▶ Available data:
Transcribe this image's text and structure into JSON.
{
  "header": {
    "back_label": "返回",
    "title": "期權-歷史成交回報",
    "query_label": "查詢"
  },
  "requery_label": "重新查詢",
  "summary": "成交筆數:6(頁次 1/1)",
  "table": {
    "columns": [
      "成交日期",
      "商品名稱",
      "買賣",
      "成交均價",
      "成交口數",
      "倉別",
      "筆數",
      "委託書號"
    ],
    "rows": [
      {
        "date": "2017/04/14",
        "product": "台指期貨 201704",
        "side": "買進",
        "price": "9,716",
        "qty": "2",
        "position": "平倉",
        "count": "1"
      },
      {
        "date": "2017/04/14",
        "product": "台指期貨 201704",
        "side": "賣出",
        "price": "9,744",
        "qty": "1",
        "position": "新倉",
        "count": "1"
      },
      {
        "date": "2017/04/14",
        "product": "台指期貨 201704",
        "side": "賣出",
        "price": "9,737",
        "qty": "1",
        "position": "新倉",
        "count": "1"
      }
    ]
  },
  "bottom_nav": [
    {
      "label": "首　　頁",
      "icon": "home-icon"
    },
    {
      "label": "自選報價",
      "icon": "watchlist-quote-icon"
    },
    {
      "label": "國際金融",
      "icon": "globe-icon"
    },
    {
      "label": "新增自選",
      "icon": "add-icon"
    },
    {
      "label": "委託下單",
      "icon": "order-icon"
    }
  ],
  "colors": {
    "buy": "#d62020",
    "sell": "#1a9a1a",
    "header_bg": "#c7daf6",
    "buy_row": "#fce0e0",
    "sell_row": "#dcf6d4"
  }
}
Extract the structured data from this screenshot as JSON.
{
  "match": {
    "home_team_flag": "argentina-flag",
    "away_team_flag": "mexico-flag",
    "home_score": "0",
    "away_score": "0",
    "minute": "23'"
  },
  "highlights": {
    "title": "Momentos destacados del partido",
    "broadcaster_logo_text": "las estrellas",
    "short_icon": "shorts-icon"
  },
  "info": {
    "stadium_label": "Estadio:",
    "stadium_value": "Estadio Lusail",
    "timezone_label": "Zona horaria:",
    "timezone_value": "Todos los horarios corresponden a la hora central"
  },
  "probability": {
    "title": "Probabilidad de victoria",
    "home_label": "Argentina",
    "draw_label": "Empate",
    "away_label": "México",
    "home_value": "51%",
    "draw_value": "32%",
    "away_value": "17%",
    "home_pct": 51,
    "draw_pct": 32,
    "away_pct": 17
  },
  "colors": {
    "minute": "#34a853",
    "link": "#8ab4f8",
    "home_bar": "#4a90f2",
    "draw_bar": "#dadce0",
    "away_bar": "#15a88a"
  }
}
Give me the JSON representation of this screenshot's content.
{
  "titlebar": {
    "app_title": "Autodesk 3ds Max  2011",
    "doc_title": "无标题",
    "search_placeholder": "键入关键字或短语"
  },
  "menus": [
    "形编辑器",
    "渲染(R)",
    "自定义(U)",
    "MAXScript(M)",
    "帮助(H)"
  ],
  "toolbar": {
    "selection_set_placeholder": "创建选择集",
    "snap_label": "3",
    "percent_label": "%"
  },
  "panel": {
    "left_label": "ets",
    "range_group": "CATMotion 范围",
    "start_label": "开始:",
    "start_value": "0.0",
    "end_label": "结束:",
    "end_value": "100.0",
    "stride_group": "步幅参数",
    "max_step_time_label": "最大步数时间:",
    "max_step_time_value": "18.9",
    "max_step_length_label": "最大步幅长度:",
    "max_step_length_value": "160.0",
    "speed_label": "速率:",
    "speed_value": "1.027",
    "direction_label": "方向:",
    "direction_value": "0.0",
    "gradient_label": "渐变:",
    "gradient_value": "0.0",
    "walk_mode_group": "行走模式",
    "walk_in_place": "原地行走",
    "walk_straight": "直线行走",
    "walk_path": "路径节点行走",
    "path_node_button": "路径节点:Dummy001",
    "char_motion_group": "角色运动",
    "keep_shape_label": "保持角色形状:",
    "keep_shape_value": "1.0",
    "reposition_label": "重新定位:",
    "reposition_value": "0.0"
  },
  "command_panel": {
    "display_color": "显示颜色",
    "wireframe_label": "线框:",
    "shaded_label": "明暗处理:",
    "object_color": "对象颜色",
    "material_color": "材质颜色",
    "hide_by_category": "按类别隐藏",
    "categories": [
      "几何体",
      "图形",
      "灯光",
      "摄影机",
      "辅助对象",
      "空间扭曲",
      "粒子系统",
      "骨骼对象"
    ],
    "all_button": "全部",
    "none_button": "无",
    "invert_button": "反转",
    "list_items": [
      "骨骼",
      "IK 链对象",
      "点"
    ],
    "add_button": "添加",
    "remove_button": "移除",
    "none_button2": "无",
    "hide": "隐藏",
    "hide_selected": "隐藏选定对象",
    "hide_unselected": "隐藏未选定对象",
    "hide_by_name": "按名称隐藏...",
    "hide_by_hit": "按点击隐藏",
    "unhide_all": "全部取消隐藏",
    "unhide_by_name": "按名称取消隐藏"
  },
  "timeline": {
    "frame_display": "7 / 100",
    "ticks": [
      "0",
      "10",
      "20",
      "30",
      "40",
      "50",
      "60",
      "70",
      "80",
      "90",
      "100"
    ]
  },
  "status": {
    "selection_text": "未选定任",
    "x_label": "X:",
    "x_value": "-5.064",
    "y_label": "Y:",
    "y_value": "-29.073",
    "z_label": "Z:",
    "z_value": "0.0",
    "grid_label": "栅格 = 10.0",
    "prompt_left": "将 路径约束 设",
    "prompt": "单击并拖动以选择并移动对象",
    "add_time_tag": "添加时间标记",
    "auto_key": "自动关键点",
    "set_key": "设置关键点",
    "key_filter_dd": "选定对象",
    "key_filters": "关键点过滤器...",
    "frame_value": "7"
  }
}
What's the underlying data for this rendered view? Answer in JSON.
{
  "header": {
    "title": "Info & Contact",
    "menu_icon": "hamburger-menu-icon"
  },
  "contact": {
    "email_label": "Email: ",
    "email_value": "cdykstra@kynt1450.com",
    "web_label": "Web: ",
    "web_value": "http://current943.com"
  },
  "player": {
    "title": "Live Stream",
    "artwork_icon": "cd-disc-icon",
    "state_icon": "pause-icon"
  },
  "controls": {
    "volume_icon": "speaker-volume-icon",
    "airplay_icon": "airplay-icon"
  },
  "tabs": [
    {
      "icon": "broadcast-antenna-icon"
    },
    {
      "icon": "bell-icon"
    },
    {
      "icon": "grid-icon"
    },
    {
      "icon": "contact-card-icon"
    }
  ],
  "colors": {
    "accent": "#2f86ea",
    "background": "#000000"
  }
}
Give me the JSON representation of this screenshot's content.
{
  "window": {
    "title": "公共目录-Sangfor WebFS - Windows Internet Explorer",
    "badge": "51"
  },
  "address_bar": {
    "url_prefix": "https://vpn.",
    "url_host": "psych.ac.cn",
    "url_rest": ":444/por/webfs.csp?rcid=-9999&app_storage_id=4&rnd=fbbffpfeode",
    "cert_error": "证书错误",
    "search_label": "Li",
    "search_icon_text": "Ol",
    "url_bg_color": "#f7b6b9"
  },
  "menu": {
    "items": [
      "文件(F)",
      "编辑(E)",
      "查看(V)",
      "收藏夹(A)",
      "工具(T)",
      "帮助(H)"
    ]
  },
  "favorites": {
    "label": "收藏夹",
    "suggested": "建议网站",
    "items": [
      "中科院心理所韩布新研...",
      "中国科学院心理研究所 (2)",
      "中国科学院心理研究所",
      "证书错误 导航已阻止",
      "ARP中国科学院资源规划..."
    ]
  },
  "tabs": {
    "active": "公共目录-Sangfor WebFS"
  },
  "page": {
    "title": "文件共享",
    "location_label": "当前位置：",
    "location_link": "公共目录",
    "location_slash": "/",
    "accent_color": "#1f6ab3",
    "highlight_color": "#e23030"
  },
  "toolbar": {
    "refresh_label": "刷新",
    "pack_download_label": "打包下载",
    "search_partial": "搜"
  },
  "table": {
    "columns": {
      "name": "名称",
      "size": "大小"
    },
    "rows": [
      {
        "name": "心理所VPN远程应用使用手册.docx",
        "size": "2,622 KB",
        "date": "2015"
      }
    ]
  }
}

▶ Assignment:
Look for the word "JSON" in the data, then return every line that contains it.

▶ Answer to this problem:
Transcribe this image's text and structure into JSON.
Extract the structured data from this screenshot as JSON.
Give me the JSON representation of this screenshot's content.
What's the underlying data for this rendered view? Answer in JSON.
Give me the JSON representation of this screenshot's content.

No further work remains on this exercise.